In terms of performance and mechanics, the chassis has improved, the car bounces a little less, but still sticks to the road, and offers a driving dynamics in the curve to curve that its rivals do not have, without sacrificing at all the behavior in the city, where it is still mousy and extremely capable. The engines are not the most fuel efficient in the segment, that's for sure. I, without hesitation, I would buy a TwinAir. The 1.2 Fire is outdated, and although it's a good option for those who don't want to spend a lot, it doesn't have nearly the character, torque or sound that the 500 requires.
My choice, with the new range in hand, would go for a TwinAir in Lounge trim with the most comprehensive infotainment system.
The diesel, meanwhile, is clunky and unnecessary for a car of this type, unless you're driving more than 35,000km a year in it. So yes, I'd go for a TwinAir. Until now, due to commercial decisions of the brand, only the 105 hp was available in Spain, as it was very close in price to what the 85 hp would cost, but now both variants will be offered.
Testing the 85 hp I have the feeling that it lacks neither power nor panache. The 105 is more powerful, yes, but unless you're going to run around curves and up hills, you shouldn't need that extra, so you could save on the power and apply the price difference in equipment. What I would say, once again, is don't opt for the robotised gearbox. It's not worth it, unless for personal reasons you have no other alternative.
As for equipment levels, since you're buying a 500, it's more cost effective to buy it well equipped. The UConnect touchscreen "Live" system with internet connection and all the other options should be a priority. The digital dashboard, well, maybe not so much. The leather upholstery, besides feeling great, is easier to clean and less hot than the standard textile. Xenon headlights? If you intend to drive at night, they make a huge, seriously, huge difference.
For me it's still by far the best car in its segment, and the obvious choice.
So in short, my "perfect" choice (short of a Sport) would be an 85bhp TwinAir in Lounge trim with the Style and Cult packages integrated. Price? Well, we don't have an official price yet.
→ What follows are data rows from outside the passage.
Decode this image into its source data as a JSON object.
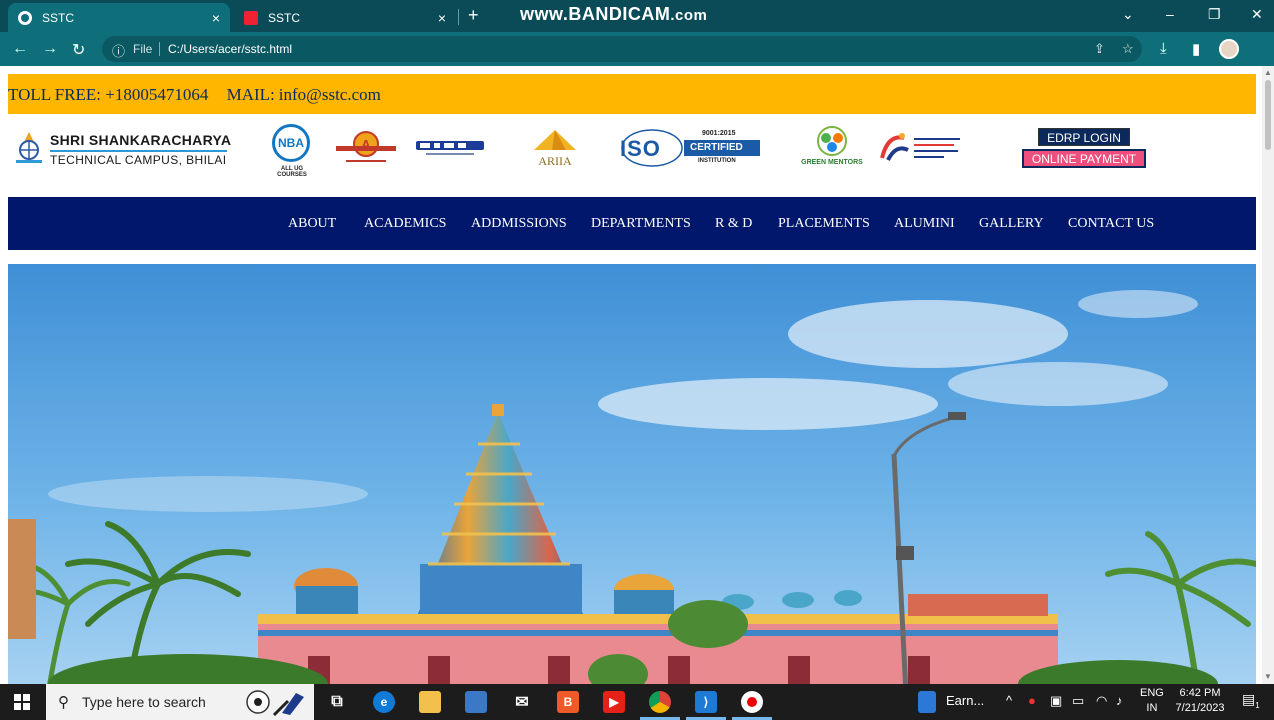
{
  "browser": {
    "tabs": [
      {
        "title": "SSTC",
        "close": "×"
      },
      {
        "title": "SSTC",
        "close": "×"
      }
    ],
    "new_tab": "+",
    "watermark": {
      "main": "www.BANDICAM",
      "suffix": ".com"
    },
    "window_controls": {
      "tab_search": "⌄",
      "minimize": "–",
      "restore": "❐",
      "close": "✕"
    },
    "nav": {
      "back": "←",
      "forward": "→",
      "reload": "↻"
    },
    "address": {
      "info_icon": "ⓘ",
      "scheme_label": "File",
      "url": "C:/Users/acer/sstc.html",
      "share_icon": "⇪",
      "bookmark_icon": "☆"
    },
    "toolbar": {
      "download_icon": "⤓",
      "sidepanel_icon": "▮"
    }
  },
  "site": {
    "contact": {
      "toll_free": "TOLL FREE: +18005471064",
      "mail_label": "MAIL:",
      "mail": "info@sstc.com"
    },
    "brand": {
      "name": "SHRI SHANKARACHARYA",
      "subtitle": "TECHNICAL CAMPUS, BHILAI"
    },
    "logos": {
      "nba": "NBA",
      "nba_caption": "ALL UG COURSES",
      "ariia": "ARIIA",
      "iso": "ISO",
      "iso_badge": "CERTIFIED",
      "iso_year": "9001:2015",
      "iso_sub": "INSTITUTION",
      "green": "GREEN MENTORS"
    },
    "buttons": {
      "edrp_login": "EDRP LOGIN",
      "online_payment": "ONLINE PAYMENT"
    },
    "nav_items": [
      "ABOUT",
      "ACADEMICS",
      "ADDMISSIONS",
      "DEPARTMENTS",
      "R & D",
      "PLACEMENTS",
      "ALUMINI",
      "GALLERY",
      "CONTACT US"
    ],
    "colors": {
      "strip": "#ffb600",
      "nav": "#01176b",
      "payment": "#ef4f7c"
    }
  },
  "taskbar": {
    "search_placeholder": "Type here to search",
    "pinned_label": "Earn...",
    "lang": {
      "line1": "ENG",
      "line2": "IN"
    },
    "time": "6:42 PM",
    "date": "7/21/2023",
    "notification_count": "1"
  }
}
The car won't be available in Spain until September, but Fiat promises that prices will remain where they are now (from 11.305€), and a variant like the one I'm recommending could be around 15.000€.
If you have a current 500, Fiat also offers the option to deliver it as part payment, and you get rid of paying the down payment and the letters of the first two years, and the third year you choose whether you keep the car paying the remaining value, financing it, or return the car, a formula that should be interesting for loyal customers of the model.
All in all, for me it is still the king of the segment, despite its eight years in the market, and I have the feeling that whoever has to come in 2018 to relieve it is going to have a hard time reinventing itself.